▸ Task prompt: Find every line of the records that has "subtitle" and return it.

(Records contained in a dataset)
────────────────────

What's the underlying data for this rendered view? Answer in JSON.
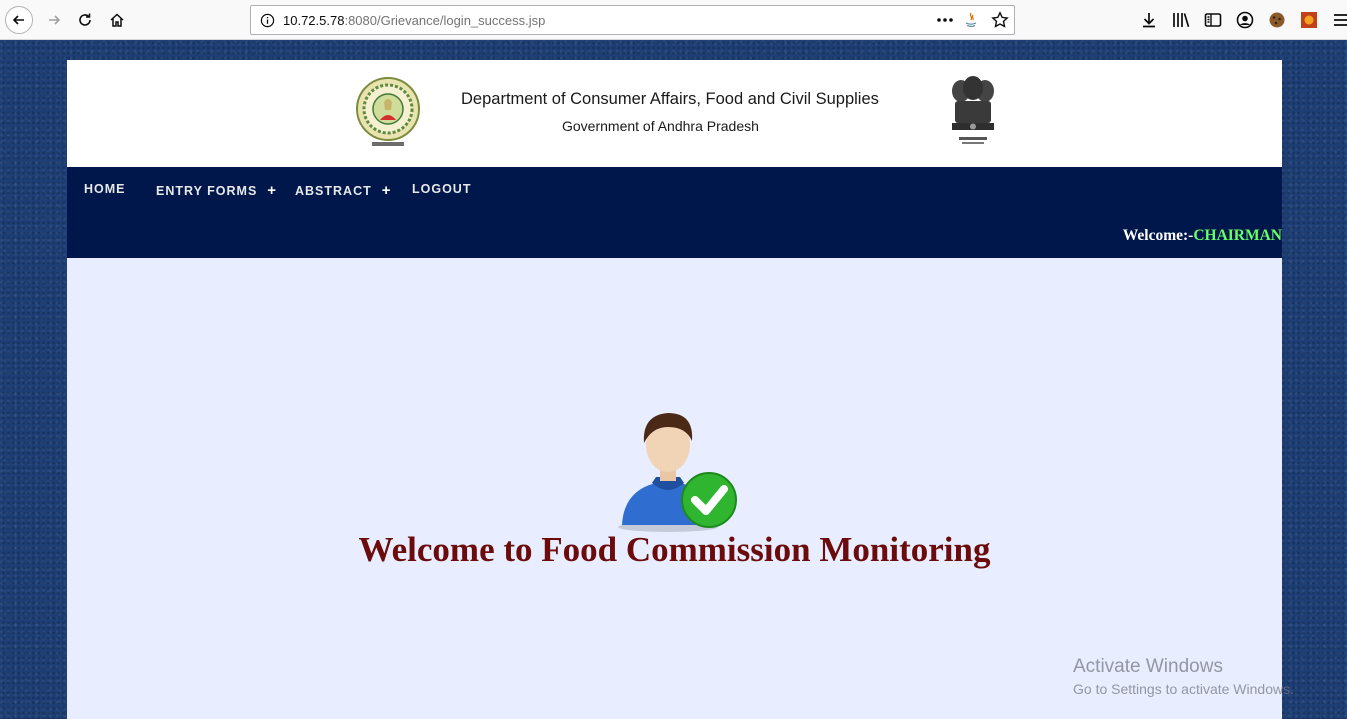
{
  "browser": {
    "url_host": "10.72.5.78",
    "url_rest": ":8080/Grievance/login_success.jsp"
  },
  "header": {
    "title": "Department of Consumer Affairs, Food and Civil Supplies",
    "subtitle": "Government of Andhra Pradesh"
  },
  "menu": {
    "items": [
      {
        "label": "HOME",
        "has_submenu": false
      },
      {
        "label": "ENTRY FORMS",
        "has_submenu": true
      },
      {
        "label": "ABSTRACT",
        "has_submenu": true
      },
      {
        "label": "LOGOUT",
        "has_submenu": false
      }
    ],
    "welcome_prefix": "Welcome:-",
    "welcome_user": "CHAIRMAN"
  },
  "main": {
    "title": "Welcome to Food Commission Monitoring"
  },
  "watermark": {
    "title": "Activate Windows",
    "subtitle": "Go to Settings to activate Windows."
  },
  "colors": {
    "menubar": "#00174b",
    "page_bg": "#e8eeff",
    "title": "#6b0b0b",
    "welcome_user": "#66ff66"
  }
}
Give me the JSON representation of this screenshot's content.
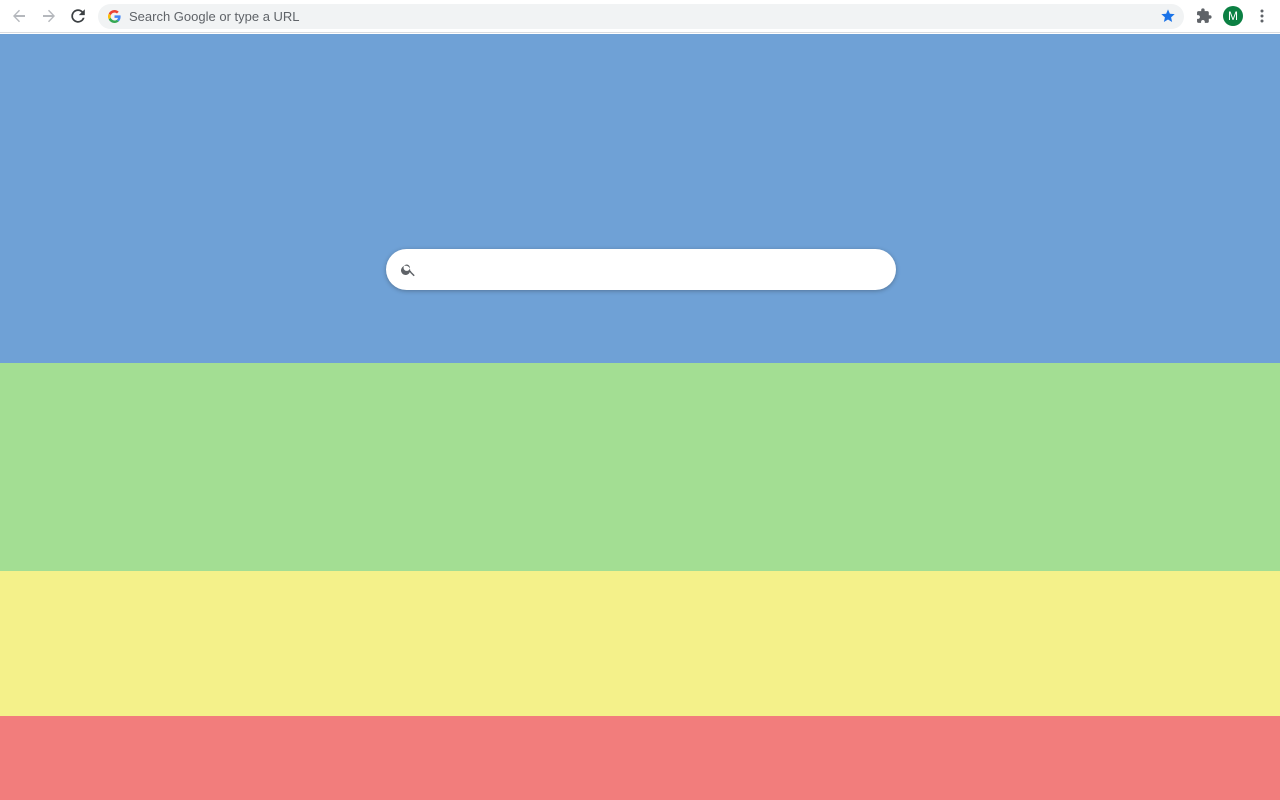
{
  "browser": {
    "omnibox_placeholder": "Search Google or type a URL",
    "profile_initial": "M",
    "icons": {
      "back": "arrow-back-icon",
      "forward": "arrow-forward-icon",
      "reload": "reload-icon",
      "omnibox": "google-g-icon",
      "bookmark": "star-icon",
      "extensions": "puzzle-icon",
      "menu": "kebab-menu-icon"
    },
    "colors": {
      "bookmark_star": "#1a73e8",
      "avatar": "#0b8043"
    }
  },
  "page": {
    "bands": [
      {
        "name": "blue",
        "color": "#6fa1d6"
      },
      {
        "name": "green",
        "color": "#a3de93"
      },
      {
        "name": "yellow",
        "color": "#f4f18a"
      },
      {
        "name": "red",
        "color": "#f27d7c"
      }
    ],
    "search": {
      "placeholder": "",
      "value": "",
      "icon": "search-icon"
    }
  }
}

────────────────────

▸ Task response:
    "subtitle": "Government of Andhra Pradesh"
    "subtitle": "Go to Settings to activate Windows."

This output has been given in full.